Teen drug use on the rise – are parents to blame?By Child Safety Specialist May 5, 2011 | 10:50:00 AMPosted in: Child Safety
This month, Partnership at Drugfree.org released findings from a new study that showed the use of marijuana and ecstasy among teens is on the rise after years of declining use. According to the study, teen drinking remains a problem and seems to be less of a concern among teens. One in four teens in the survey admitted to having their first alcoholic drink by age 12. Forty-five percent of teens said they didn't think daily heavy drinking was a great risk, and only 31 percent said they strongly disapprove of teen drunkenness.
So what’s the deal? The CEO and President of Partnership at Drugfree.org, Steve Pasierb, points to government budget cuts that have eliminated drug education and prevention programs. I’m sure that’s part of the problem. After all, a majority of kids were getting the anti-drug and alcohol messages from schools and other community groups. But what about parents? Has something changed at home or were teens never getting the message from their parents in the first place?

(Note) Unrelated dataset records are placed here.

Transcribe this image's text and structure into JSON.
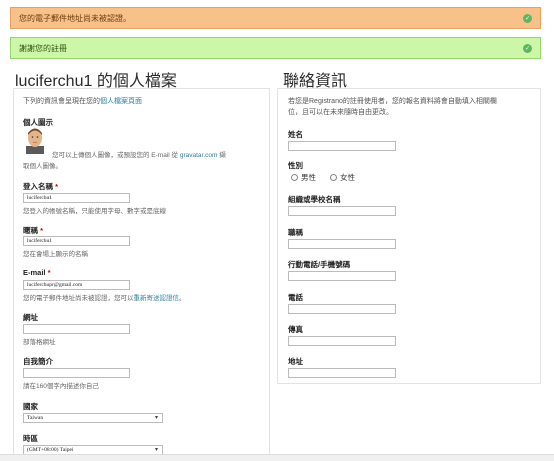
{
  "alerts": {
    "email_unverified": "您的電子郵件地址尚未被認證。",
    "thanks": "謝謝您的註冊"
  },
  "icons": {
    "alert_check": "check-circle-icon",
    "avatar": "default-avatar-icon",
    "dropdown": "chevron-down-icon"
  },
  "colors": {
    "warning_bg": "#f9c18a",
    "success_bg": "#cdf7a8",
    "link": "#2f7f9f",
    "required": "#cc0000"
  },
  "profile": {
    "title": "luciferchu1 的個人檔案",
    "intro_prefix": "下列的資訊會呈現在您的",
    "intro_link": "個人檔案頁面",
    "photo": {
      "label": "個人圖示",
      "text_a": "您可以上傳個人圖像，或預設您的 E-mail 從",
      "link": "gravatar.com",
      "text_b": "擷",
      "text_c": "取個人圖像。"
    },
    "username": {
      "label": "登入名稱",
      "required": "*",
      "value": "luciferchu1",
      "help": "您登入的帳號名稱，只能使用字母、數字或是底線"
    },
    "nickname": {
      "label": "暱稱",
      "required": "*",
      "value": "luciferchu1",
      "help": "您在會場上顯示的名稱"
    },
    "email": {
      "label": "E-mail",
      "required": "*",
      "value": "luciferchupr@gmail.com",
      "help_prefix": "您的電子郵件地址尚未被認證，您可以",
      "help_link": "重新寄送認證信",
      "help_suffix": "。"
    },
    "website": {
      "label": "網址",
      "value": "",
      "help": "部落格網址"
    },
    "bio": {
      "label": "自我簡介",
      "value": "",
      "help": "請在160個字內描述你自己"
    },
    "country": {
      "label": "國家",
      "value": "Taiwan"
    },
    "timezone": {
      "label": "時區",
      "value": "(GMT+08:00) Taipei"
    }
  },
  "contact": {
    "title": "聯絡資訊",
    "intro_line1": "若您是Registrano的註冊使用者，您的報名資料將會自動填入相關欄",
    "intro_line2": "位，且可以在未來隨時自由更改。",
    "name_label": "姓名",
    "gender_label": "性別",
    "gender_male": "男性",
    "gender_female": "女性",
    "org_label": "組織或學校名稱",
    "job_label": "職稱",
    "mobile_label": "行動電話/手機號碼",
    "phone_label": "電話",
    "fax_label": "傳真",
    "address_label": "地址"
  }
}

According to a report released last summer, based on data from the National Surveys on Drug Use and Health, of the 158,000 teens questioned, over half were underage drinkers and one in 16 had received the alcohol from their parents. Whether it’s to seem cool in their kid’s eyes, complacency over the actual dangers of alcohol use or just bad parenting, kids are not getting the message from their parents to not drink or take drugs. And turning a blind-eye to underage drinking that’s occurring at a party in their home is just as bad and can land a parent behind bars.
It’s time for parents to wake up to this issue and take charge:
Talk to your kids about the dangers of drugs and alcohol. Statistics have shown that open communication between parents and teens can help reduce the rate of alcohol and drug use among kids
Be vigilant. It’s up to you to be the parent and set ground rules regarding curfews and places where your teen is allowed to go. Get to know your child’s friends as well as the friends’ parents and understand their rules on drinking and drugs. Be clear on the rule of no alcohol at parties, either at your home or someone else’s home. Consider installing a home monitoring system with cameras and sensors so you know what’s going on when you’re not at home.
Notice potential signs of drug and alcohol use. Be aware of changes in your teen’s behavior such as changes in appetite or mood swings that could signal a drug or alcohol problem. If this is the case, get help from a therapist immediately.
Do You Know Where Your Teen is Online
Should You Spy on Your Kids
How to be Sure Your Tween/Teen is Safe When Babysitting
*Content expressed in Home Security Source does not represent the thoughts and opinions of ADT unless explicitly indicated. Bloggers featured on HomeSecuritySource.com are professionals compensated by ADT. Please visit our Community Guidelines page for additional details.